── Data records ──
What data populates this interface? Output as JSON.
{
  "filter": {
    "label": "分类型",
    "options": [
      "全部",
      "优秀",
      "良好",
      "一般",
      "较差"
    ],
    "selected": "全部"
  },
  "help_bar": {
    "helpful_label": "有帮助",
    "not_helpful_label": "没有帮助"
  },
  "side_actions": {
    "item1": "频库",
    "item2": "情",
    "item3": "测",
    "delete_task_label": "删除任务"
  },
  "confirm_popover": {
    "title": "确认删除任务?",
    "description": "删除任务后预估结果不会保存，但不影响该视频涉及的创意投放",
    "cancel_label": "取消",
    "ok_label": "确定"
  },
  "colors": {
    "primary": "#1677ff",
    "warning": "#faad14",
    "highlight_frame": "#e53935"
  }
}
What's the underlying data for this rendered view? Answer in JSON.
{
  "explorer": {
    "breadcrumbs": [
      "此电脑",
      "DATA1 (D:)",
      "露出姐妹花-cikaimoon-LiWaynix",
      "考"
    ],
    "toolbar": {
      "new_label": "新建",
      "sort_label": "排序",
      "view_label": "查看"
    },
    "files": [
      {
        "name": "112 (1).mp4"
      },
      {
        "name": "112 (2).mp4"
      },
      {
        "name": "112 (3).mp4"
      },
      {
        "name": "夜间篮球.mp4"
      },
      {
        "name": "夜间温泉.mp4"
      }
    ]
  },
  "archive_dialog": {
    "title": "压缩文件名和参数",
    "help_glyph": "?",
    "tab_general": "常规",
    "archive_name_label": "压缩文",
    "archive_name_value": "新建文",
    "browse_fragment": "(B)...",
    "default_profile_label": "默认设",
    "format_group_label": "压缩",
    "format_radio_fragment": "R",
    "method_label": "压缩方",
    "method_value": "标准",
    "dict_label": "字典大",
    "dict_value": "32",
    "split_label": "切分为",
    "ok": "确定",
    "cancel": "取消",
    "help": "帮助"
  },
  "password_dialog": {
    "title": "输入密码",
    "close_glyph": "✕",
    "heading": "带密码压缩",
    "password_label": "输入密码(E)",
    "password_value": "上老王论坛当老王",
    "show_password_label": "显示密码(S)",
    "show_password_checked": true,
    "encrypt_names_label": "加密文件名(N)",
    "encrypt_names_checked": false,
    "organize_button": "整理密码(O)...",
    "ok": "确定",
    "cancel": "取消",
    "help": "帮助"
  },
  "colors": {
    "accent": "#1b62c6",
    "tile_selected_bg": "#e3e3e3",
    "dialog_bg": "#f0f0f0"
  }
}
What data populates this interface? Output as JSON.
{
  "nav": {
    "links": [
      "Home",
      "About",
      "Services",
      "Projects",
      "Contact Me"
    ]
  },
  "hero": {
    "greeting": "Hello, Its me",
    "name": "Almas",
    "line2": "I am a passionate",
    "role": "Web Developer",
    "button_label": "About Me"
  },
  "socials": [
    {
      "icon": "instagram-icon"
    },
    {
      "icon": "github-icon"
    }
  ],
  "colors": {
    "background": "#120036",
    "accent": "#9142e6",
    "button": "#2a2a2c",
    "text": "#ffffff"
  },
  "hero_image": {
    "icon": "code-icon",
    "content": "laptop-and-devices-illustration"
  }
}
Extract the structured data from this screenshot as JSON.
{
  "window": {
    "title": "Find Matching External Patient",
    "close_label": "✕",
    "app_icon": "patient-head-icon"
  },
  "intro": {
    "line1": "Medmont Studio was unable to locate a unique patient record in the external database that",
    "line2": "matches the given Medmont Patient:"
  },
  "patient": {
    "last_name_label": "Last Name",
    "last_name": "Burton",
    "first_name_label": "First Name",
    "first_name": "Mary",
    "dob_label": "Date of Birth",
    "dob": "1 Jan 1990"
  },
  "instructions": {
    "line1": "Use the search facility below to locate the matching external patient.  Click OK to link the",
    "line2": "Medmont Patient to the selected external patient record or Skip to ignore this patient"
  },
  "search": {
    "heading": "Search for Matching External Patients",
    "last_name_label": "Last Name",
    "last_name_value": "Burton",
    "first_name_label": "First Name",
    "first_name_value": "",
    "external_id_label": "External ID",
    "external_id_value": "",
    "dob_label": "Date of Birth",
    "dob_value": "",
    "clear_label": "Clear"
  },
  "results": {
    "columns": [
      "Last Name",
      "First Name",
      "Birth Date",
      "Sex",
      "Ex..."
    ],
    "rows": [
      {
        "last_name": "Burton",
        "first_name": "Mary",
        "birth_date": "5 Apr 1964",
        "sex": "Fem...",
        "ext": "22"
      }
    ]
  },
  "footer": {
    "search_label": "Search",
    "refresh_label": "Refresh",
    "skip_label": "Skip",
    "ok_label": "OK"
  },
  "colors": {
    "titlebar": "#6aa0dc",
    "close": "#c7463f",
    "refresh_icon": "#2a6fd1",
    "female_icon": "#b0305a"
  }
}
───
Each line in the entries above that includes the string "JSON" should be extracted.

**Expected output**
What data populates this interface? Output as JSON.
What's the underlying data for this rendered view? Answer in JSON.
What data populates this interface? Output as JSON.
Extract the structured data from this screenshot as JSON.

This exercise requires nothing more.